STUDY MATERIAL –
□ □ □ □

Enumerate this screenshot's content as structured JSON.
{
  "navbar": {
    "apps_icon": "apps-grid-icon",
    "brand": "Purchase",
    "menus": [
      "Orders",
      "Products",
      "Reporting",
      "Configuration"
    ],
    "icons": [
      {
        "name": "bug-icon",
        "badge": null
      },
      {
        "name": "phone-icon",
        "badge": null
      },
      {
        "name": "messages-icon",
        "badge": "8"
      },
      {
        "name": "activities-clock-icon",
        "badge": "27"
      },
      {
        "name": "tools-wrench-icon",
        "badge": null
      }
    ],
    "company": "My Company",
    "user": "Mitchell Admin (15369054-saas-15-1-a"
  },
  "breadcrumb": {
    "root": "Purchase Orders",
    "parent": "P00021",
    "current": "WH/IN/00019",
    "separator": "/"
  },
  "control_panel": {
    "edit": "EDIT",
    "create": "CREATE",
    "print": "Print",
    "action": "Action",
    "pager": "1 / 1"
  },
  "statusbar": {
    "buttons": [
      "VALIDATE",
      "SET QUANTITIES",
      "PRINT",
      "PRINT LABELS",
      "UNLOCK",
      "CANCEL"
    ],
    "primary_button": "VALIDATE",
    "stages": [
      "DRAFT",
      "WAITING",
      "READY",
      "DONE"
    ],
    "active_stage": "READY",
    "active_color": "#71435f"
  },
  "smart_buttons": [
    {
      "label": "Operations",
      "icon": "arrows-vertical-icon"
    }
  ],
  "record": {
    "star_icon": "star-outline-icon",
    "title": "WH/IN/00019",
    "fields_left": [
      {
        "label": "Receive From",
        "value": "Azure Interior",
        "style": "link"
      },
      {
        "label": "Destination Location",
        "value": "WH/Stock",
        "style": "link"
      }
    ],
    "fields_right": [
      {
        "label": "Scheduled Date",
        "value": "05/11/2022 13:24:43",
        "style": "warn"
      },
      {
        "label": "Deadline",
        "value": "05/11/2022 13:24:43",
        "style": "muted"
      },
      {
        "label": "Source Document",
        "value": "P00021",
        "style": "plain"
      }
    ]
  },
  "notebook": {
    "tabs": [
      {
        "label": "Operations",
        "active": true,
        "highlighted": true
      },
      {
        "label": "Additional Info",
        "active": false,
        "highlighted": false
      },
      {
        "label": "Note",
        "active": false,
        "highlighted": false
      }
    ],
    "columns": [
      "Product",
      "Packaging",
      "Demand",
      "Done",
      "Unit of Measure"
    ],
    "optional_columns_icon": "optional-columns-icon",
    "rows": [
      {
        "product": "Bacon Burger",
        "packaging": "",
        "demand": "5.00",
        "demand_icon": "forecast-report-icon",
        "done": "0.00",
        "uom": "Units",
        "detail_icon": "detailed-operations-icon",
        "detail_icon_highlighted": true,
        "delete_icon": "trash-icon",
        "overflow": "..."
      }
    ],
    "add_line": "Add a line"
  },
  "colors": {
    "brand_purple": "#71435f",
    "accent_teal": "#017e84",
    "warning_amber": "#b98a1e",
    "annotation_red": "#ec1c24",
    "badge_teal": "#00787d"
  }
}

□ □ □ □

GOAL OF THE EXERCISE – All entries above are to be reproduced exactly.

THE ANSWER –
Enumerate this screenshot's content as structured JSON.
{
  "navbar": {
    "apps_icon": "apps-grid-icon",
    "brand": "Purchase",
    "menus": [
      "Orders",
      "Products",
      "Reporting",
      "Configuration"
    ],
    "icons": [
      {
        "name": "bug-icon",
        "badge": null
      },
      {
        "name": "phone-icon",
        "badge": null
      },
      {
        "name": "messages-icon",
        "badge": "8"
      },
      {
        "name": "activities-clock-icon",
        "badge": "27"
      },
      {
        "name": "tools-wrench-icon",
        "badge": null
      }
    ],
    "company": "My Company",
    "user": "Mitchell Admin (15369054-saas-15-1-a"
  },
  "breadcrumb": {
    "root": "Purchase Orders",
    "parent": "P00021",
    "current": "WH/IN/00019",
    "separator": "/"
  },
  "control_panel": {
    "edit": "EDIT",
    "create": "CREATE",
    "print": "Print",
    "action": "Action",
    "pager": "1 / 1"
  },
  "statusbar": {
    "buttons": [
      "VALIDATE",
      "SET QUANTITIES",
      "PRINT",
      "PRINT LABELS",
      "UNLOCK",
      "CANCEL"
    ],
    "primary_button": "VALIDATE",
    "stages": [
      "DRAFT",
      "WAITING",
      "READY",
      "DONE"
    ],
    "active_stage": "READY",
    "active_color": "#71435f"
  },
  "smart_buttons": [
    {
      "label": "Operations",
      "icon": "arrows-vertical-icon"
    }
  ],
  "record": {
    "star_icon": "star-outline-icon",
    "title": "WH/IN/00019",
    "fields_left": [
      {
        "label": "Receive From",
        "value": "Azure Interior",
        "style": "link"
      },
      {
        "label": "Destination Location",
        "value": "WH/Stock",
        "style": "link"
      }
    ],
    "fields_right": [
      {
        "label": "Scheduled Date",
        "value": "05/11/2022 13:24:43",
        "style": "warn"
      },
      {
        "label": "Deadline",
        "value": "05/11/2022 13:24:43",
        "style": "muted"
      },
      {
        "label": "Source Document",
        "value": "P00021",
        "style": "plain"
      }
    ]
  },
  "notebook": {
    "tabs": [
      {
        "label": "Operations",
        "active": true,
        "highlighted": true
      },
      {
        "label": "Additional Info",
        "active": false,
        "highlighted": false
      },
      {
        "label": "Note",
        "active": false,
        "highlighted": false
      }
    ],
    "columns": [
      "Product",
      "Packaging",
      "Demand",
      "Done",
      "Unit of Measure"
    ],
    "optional_columns_icon": "optional-columns-icon",
    "rows": [
      {
        "product": "Bacon Burger",
        "packaging": "",
        "demand": "5.00",
        "demand_icon": "forecast-report-icon",
        "done": "0.00",
        "uom": "Units",
        "detail_icon": "detailed-operations-icon",
        "detail_icon_highlighted": true,
        "delete_icon": "trash-icon",
        "overflow": "..."
      }
    ],
    "add_line": "Add a line"
  },
  "colors": {
    "brand_purple": "#71435f",
    "accent_teal": "#017e84",
    "warning_amber": "#b98a1e",
    "annotation_red": "#ec1c24",
    "badge_teal": "#00787d"
  }
}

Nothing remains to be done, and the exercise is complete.